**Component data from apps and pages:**
■ ■ ■ ■

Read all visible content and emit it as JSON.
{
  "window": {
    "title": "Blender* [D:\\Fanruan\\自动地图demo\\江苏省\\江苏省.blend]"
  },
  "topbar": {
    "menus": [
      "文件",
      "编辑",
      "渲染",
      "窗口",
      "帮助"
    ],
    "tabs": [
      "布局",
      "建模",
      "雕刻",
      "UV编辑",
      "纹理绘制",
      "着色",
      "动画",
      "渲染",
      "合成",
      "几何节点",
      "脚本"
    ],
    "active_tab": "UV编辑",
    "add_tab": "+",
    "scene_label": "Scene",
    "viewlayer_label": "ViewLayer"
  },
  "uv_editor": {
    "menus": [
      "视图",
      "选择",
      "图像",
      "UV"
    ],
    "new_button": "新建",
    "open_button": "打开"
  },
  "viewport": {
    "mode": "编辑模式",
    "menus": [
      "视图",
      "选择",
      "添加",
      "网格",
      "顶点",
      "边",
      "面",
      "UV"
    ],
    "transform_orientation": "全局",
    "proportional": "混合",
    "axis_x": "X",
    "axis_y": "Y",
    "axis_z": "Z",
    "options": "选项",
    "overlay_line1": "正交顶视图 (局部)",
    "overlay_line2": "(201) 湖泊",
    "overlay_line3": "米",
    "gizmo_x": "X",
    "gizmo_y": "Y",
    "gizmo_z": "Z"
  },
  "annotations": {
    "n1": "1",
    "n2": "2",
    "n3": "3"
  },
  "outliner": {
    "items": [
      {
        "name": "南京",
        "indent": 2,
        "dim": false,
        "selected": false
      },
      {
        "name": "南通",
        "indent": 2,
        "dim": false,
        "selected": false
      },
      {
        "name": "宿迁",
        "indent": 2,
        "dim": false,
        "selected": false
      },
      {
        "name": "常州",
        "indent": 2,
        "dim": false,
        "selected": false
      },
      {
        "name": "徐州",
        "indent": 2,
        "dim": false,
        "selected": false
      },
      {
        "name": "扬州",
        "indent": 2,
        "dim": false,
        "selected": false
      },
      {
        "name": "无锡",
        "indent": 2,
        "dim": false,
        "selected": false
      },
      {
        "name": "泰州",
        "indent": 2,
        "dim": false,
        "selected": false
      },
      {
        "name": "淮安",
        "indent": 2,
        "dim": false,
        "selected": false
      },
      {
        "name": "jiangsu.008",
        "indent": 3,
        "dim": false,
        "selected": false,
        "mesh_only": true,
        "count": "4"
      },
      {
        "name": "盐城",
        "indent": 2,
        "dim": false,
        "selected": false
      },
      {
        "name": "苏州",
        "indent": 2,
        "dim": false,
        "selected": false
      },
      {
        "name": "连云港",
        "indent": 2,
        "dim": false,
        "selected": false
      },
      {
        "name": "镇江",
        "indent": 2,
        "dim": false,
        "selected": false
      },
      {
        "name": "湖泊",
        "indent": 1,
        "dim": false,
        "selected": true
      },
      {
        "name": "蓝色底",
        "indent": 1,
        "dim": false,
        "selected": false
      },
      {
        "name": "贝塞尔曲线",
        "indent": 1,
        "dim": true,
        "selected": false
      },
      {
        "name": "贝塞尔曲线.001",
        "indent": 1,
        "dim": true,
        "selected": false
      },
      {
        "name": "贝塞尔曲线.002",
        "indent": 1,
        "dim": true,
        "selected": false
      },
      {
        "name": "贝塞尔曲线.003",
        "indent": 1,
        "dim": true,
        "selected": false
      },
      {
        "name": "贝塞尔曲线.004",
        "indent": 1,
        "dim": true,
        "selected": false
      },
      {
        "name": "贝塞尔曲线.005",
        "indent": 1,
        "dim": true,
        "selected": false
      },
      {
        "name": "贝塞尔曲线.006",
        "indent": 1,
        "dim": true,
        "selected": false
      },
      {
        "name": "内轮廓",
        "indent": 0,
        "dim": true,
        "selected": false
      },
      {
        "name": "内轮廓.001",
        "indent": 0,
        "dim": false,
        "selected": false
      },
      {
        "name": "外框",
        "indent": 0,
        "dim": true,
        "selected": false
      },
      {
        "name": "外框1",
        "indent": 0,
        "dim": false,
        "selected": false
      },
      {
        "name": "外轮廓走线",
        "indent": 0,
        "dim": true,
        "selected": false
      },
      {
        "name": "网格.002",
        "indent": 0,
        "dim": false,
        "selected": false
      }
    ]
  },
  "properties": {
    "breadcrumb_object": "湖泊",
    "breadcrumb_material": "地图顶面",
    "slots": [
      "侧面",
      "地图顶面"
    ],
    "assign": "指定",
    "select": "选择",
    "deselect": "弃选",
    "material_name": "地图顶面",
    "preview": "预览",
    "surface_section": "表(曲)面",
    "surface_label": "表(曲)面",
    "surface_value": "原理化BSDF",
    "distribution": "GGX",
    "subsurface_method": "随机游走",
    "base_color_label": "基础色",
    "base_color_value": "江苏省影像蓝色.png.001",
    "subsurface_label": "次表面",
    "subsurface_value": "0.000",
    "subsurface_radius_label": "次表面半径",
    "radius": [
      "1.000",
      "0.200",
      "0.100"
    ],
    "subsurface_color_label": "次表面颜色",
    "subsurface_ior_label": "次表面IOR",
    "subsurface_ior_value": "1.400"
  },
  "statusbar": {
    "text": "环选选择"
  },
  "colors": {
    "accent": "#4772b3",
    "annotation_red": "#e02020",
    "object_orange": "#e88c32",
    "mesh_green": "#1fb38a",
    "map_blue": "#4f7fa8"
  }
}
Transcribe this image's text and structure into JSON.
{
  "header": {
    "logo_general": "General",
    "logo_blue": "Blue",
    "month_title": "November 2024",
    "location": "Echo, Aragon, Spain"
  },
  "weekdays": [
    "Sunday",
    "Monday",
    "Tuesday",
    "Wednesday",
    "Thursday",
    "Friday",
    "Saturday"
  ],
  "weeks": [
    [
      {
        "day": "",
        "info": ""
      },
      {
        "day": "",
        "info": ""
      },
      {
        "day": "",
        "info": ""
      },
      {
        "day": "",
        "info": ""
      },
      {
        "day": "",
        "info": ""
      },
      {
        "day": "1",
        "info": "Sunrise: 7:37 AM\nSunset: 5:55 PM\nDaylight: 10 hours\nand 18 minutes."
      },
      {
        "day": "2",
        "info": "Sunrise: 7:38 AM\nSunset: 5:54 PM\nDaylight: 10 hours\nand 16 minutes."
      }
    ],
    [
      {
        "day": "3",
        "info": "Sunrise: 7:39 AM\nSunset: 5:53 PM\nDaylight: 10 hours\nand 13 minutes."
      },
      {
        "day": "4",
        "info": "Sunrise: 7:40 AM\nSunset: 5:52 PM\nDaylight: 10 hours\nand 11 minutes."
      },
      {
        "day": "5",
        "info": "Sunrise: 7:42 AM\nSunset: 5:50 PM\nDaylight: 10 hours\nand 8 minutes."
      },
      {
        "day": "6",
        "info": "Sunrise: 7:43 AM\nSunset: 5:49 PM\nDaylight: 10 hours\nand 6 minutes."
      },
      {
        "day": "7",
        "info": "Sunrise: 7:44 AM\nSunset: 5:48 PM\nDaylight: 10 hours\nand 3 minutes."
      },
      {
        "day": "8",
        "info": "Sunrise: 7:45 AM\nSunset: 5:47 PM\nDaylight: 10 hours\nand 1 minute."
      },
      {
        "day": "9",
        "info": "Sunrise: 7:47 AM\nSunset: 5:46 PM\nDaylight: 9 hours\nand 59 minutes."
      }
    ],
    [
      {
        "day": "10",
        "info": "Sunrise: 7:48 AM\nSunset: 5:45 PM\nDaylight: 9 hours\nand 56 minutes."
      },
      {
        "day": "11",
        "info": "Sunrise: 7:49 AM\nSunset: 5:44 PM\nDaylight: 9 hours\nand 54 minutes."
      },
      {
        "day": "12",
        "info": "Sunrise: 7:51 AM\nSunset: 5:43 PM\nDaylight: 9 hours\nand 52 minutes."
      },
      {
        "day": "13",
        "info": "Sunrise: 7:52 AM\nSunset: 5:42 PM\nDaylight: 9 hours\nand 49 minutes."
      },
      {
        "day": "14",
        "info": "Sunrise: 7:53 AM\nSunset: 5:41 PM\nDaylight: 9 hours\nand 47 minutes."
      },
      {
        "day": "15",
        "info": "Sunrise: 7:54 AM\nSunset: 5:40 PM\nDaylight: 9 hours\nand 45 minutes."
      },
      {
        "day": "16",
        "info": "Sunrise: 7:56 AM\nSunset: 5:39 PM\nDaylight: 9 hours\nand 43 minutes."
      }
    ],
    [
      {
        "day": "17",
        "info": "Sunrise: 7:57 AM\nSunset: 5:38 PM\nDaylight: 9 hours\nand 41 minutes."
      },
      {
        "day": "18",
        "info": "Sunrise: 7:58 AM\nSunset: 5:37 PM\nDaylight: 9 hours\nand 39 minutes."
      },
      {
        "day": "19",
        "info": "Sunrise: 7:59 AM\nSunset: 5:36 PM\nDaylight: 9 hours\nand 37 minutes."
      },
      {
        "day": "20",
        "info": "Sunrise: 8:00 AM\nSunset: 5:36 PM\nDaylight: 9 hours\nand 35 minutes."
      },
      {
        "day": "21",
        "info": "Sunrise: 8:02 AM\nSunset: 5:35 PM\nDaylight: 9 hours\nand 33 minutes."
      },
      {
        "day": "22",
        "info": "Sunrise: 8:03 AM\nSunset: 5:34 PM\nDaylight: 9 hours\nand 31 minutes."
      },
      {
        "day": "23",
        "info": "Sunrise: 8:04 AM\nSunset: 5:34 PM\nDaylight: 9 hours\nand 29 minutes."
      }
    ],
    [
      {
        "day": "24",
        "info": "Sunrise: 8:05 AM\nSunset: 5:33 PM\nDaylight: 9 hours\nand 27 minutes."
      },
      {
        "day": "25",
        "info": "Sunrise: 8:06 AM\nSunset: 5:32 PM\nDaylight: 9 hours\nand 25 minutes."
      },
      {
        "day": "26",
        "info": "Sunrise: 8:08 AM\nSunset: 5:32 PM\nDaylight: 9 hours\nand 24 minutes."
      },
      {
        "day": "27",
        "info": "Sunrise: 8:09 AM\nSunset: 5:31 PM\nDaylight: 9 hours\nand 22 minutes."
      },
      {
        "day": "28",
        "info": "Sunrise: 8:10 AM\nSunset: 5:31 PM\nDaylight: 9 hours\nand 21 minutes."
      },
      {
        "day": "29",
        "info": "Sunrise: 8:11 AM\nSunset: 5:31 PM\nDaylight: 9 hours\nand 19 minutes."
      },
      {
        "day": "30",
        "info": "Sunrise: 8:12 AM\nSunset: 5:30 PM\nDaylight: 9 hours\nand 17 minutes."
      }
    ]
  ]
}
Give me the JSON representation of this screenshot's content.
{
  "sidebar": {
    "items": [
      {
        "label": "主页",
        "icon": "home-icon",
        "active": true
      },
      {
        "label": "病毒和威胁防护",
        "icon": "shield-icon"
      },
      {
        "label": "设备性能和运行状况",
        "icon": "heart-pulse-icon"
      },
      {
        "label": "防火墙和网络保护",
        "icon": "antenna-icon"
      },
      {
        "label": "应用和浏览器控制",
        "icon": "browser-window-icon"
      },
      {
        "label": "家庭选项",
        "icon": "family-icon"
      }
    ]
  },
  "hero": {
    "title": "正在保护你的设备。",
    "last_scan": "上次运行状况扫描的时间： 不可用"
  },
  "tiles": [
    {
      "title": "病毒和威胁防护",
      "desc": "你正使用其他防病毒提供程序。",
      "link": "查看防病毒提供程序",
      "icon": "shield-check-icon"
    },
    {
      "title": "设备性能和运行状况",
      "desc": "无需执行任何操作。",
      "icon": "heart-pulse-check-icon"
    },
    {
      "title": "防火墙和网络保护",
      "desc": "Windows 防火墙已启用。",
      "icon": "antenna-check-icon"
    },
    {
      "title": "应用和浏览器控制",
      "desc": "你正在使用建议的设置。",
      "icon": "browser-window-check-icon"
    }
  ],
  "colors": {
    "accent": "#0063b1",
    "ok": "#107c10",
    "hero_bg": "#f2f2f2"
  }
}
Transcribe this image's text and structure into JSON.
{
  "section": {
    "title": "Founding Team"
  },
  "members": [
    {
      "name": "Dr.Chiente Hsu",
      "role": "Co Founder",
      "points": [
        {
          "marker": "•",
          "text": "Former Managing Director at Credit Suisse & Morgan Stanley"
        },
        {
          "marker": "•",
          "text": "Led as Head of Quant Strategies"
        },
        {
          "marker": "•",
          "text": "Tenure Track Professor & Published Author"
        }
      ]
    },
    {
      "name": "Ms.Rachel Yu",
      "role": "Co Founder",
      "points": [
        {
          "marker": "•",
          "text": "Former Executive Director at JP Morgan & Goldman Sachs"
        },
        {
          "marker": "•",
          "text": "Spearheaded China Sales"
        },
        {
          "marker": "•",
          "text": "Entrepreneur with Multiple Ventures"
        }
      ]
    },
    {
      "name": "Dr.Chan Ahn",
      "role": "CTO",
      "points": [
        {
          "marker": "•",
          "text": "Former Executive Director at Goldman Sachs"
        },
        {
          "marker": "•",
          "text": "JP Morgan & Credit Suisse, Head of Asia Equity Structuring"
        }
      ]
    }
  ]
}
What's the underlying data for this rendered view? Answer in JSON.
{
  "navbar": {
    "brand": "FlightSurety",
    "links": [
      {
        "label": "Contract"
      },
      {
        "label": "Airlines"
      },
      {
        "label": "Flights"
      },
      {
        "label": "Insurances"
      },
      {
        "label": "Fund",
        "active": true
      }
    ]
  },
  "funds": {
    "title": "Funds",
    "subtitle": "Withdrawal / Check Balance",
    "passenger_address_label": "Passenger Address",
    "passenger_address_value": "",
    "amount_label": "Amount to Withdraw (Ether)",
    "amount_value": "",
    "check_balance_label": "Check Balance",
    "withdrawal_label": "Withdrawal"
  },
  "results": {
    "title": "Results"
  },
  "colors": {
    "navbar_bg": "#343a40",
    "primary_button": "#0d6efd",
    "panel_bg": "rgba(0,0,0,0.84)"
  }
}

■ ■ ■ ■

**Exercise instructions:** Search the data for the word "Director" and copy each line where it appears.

**Task output:**
          "text": "Former Managing Director at Credit Suisse & Morgan Stanley"
          "text": "Former Executive Director at JP Morgan & Goldman Sachs"
          "text": "Former Executive Director at Goldman Sachs"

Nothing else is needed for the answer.